My dear friend looks askance at this mid-walk declaration of my affections, waiting out my eulogy for the fallen deciduous and coniferous trees and their branches along the trail of a local park.
“There is so much life in them!” I continued. “They’re fascinating and teeming with life! Can you imagine how much lives on and in them? And as they decay, returning themselves to the soil and giving themselves to other creatures, they bring new life! And their role in the carbon cycle…”
When I finally took a breath, he briefly mentioned that he preferred living trees, which held a good deal of life of their own and, by the weren’t, by the way, dead. Sure, sure. Living trees are fantastic. They give us shade, house countless organisms, also participate in the carbon cycle, hold the soil in place, cool our planet, and are wonders to behold. I know…
But the fallen tree or branch, the one that strikes the ground after a storm, raggedly and incompletely severed several feet from the forest floor. The trunk caught by a neighboring living tree, waiting for a strong wind or simply time to help it to ground. The tree felled to clear or protect a hiking path, stump on one side, trunk on the other. The limb lying across the creek, a foot above at the bank on one side and diving just below the surface on its most distal end. Heck, even the white pine base of our old climber, decade-old feet set in the often wet soil of our backyard. Wood with life leaving and coming all in the same lungless breath takes my breath away.
It’s a plant thing, the ability to age and die and bring life to others without stench (and the sweet smell of soil being born could never be considered a stench). Sure, animal life decays, participating in the never-ending cycles of the organic and inorganic. But animals, well, smell and are generally less a things of beauty in their return to the earth. It’s also faster for animals, thanks to the structural and energy storage mechanisms of plants and animals. And while I can appreciate the decay of the animal on the academic level, it’s, ahem, a bit harder to appreciate it aesthetically.
My appreciation isn’t wholly about the more graceful, gradual way plants return to the earth. It’s also a bit about how they live, photons stimulating chemical reactions between water and carbon dioxide, with nutrients from the soil (cannibalism, to be sure) providing their elemental needs beyond the miracle of photosynthesis. It’s simple and independent and peaceful. I have more than a small amount of envy of what seems to be the epitome of clean living.
But, oh, the wonder of the way they die! Planned giving of one’s estate has nothing on the generosity of fallen wood. Rather than the hasty disappearance of almost the animal following death, the tree takes its time. Depending on the type of tree and its environment, a tree may last up to a few hundred years, perhaps surviving longer in death than in life. In the process of decay, it gives itself to so many forms of life: the fungi on and within it, insects boring and breeding, bacteria returning nitrogen to the soil, not to mention the countless larger creatures that make their home in the crooks and crannies of the fallen tree. And as the wood decays, its inhabitants change. Hospitality, vitality, and variety. What an afterlife.

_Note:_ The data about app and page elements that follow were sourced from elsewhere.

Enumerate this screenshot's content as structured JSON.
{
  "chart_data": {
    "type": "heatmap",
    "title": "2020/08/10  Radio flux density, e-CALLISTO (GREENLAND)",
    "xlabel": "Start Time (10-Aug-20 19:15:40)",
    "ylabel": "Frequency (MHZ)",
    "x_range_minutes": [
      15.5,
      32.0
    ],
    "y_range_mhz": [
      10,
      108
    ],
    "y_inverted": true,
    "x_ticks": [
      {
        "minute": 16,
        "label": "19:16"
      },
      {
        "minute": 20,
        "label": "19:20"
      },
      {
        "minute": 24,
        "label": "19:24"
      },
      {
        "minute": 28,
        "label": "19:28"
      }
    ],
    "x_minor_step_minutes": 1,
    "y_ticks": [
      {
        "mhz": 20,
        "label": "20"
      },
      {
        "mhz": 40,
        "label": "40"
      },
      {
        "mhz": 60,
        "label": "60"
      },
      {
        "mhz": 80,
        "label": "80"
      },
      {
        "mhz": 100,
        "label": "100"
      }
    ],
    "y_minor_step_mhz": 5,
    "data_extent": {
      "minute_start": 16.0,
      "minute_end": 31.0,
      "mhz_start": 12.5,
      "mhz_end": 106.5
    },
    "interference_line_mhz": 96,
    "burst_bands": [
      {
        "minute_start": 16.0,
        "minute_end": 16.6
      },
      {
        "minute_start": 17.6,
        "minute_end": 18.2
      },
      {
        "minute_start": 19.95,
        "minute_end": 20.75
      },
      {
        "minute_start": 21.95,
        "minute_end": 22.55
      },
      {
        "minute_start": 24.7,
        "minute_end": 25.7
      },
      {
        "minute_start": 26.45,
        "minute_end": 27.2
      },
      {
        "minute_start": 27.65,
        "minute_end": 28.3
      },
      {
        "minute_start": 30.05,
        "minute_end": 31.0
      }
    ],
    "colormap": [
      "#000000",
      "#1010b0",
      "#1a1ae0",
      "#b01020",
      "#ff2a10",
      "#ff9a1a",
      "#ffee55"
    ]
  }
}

Of course there is wood’s utility for us humans when we don’t let it decay on its own terms and time. Combined with the oxygen it gives in life, it burns, bringing us heat and light and toasted marshmallows. Bookcases and the books they hold are perhaps my favorite uses for indoor dead wood, although I also appreciate our kitchen table of 15 years, scarred in its death by our living. And for many of us, wood frames our living, holding up our homes and keeping our feet out of the dirt. However we use it, though, it returns to the earth eventually, albeit with less simplicity and a larger impact on the planet.
Left to nature’s devices from the start, wood lives and dies and brings life again rhythmically, giving and taking while alive, and giving again in death. The fallen log is slowly taken over by what it gave life: low-lying plants, larger fungi, and even the fallen leaves of the very living trees it nourishes as it fades. Aside from the fall of the tree itself or the loss of a branch in a storm, the life and death of a tree lack the drama of a human life. Alive, they bend more than break, and dead, the return all they took in life. There’s much to be learned, watching the curve of a living tree in high wind; much to be admired about the gentle return to the soil, decay so slow it takes a winter away from the stump-turning-soil to see the change. Watch both, and be changed, too.